When asked about who is "Jesus for you", you may answer "the Son of God", you could say all the Creed, all the catechism, and it is true but we would come to a point where we would not have been able to say that at the centre of the mystery of Jesus Christ, is that he "loved me" and "gave himself up for me". "Understanding the mystery of Jesus Christ is not a matter of study," the Pope notes, because "Jesus Christ is understood only by pure grace."
Thus, a pious exercise helps us: the Way of the Cross, which consists in walking with Jesus when he gives us the "embrace of forgiveness and peace."
"It's nice to do the Via Crucis. Do it at home, thinking of moments in the Passion of the Lord. Even the great Saints always advised that we begin the spiritual life with this encounter with the mystery of Jesus Crucified. Saint Teresa advised her nuns: to get to the prayer of contemplation, the high prayer she began with the meditation of the Passion of the Lord. The Cross with Christ. Christ in the Cross. Start and think. And so, trying to understand with the heart that he loved me and gave himself for me, "he gave himself up to death for me."
Pope Francis reiterated that in the First Reading, Saint Paul wants to bring us to the abyss of the mystery of Christ.

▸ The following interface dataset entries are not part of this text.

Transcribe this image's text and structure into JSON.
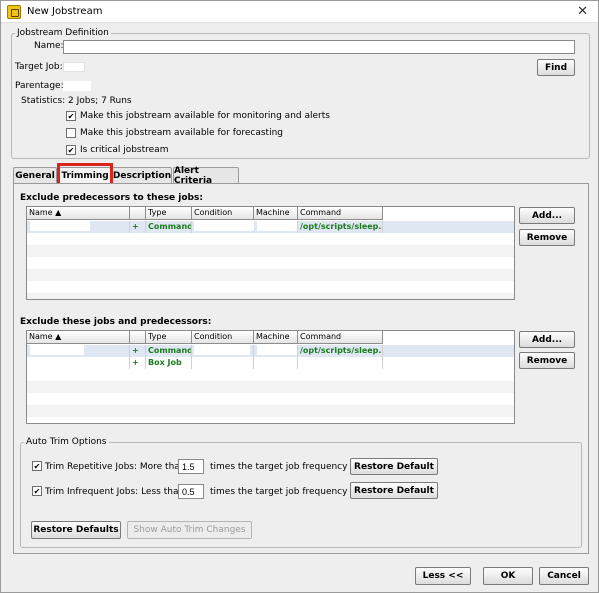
{
  "window": {
    "title": "New Jobstream",
    "close": "✕"
  },
  "definition": {
    "legend": "Jobstream Definition",
    "name_label": "Name:",
    "name_value": "",
    "target_job_label": "Target Job:",
    "parentage_label": "Parentage:",
    "statistics": "Statistics: 2 Jobs; 7 Runs",
    "find_button": "Find",
    "options": [
      {
        "label": "Make this jobstream available for monitoring and alerts",
        "checked": true
      },
      {
        "label": "Make this jobstream available for forecasting",
        "checked": false
      },
      {
        "label": "Is critical jobstream",
        "checked": true
      }
    ]
  },
  "tabs": [
    {
      "label": "General",
      "active": false
    },
    {
      "label": "Trimming",
      "active": true
    },
    {
      "label": "Description",
      "active": false
    },
    {
      "label": "Alert Criteria",
      "active": false
    }
  ],
  "predecessors": {
    "title": "Exclude predecessors to these jobs:",
    "columns": [
      "Name ▲",
      "",
      "Type",
      "Condition",
      "Machine",
      "Command"
    ],
    "rows": [
      {
        "expander": "+",
        "type": "Command",
        "command": "/opt/scripts/sleep.pl"
      }
    ],
    "add_button": "Add...",
    "remove_button": "Remove"
  },
  "jobs": {
    "title": "Exclude these jobs and predecessors:",
    "columns": [
      "Name ▲",
      "",
      "Type",
      "Condition",
      "Machine",
      "Command"
    ],
    "rows": [
      {
        "expander": "+",
        "type": "Command",
        "command": "/opt/scripts/sleep.pl"
      },
      {
        "expander": "+",
        "type": "Box Job",
        "command": ""
      }
    ],
    "add_button": "Add...",
    "remove_button": "Remove"
  },
  "auto_trim": {
    "legend": "Auto Trim Options",
    "repetitive_label": "Trim Repetitive Jobs: More than",
    "repetitive_value": "1.5",
    "repetitive_suffix": "times the target job frequency",
    "repetitive_checked": true,
    "infrequent_label": "Trim Infrequent Jobs: Less than",
    "infrequent_value": "0.5",
    "infrequent_suffix": "times the target job frequency",
    "infrequent_checked": true,
    "restore_default": "Restore Default",
    "restore_defaults": "Restore Defaults",
    "show_changes": "Show Auto Trim Changes"
  },
  "footer": {
    "less": "Less <<",
    "ok": "OK",
    "cancel": "Cancel"
  },
  "highlight_color": "#d9261c",
  "command_color": "#1c7a1c"
}
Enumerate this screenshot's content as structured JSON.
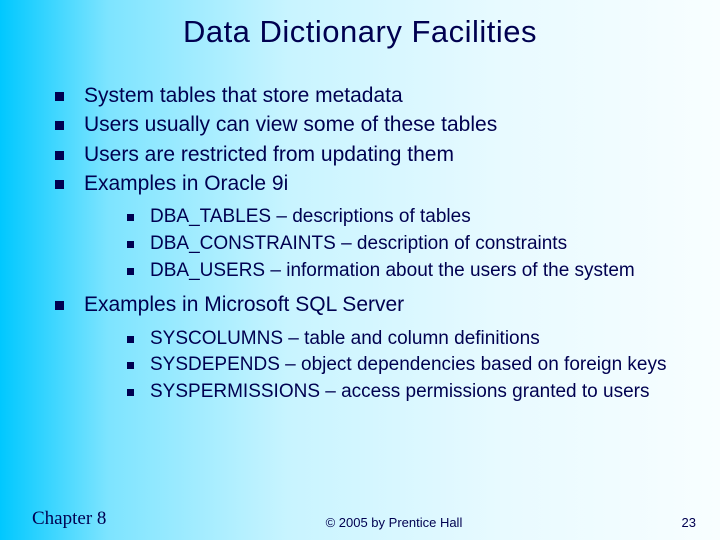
{
  "title": "Data Dictionary Facilities",
  "bullets": [
    "System tables that store metadata",
    "Users usually can view some of these tables",
    "Users are restricted from updating them",
    "Examples in Oracle 9i"
  ],
  "oracle_examples": [
    "DBA_TABLES – descriptions of tables",
    "DBA_CONSTRAINTS – description of constraints",
    "DBA_USERS – information about the users of the system"
  ],
  "sql_bullet": "Examples in Microsoft SQL Server",
  "sql_examples": [
    "SYSCOLUMNS – table and column definitions",
    "SYSDEPENDS – object dependencies based on foreign keys",
    "SYSPERMISSIONS – access permissions granted to users"
  ],
  "footer": {
    "chapter": "Chapter 8",
    "copyright": "© 2005 by Prentice Hall",
    "page": "23"
  }
}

"I am a good Christian, I go to Mass on Sunday, I do works of mercy, I pray, I educate my children well: this is very good. But the question I ask, 'You do all this, but have you entered the mystery of Jesus Christ?'
Finally, the Pope’s call was to look at the Crucifix, "icon of the greatest mystery of creation, of all": "Christ crucified, the centre of history, the centre of my life."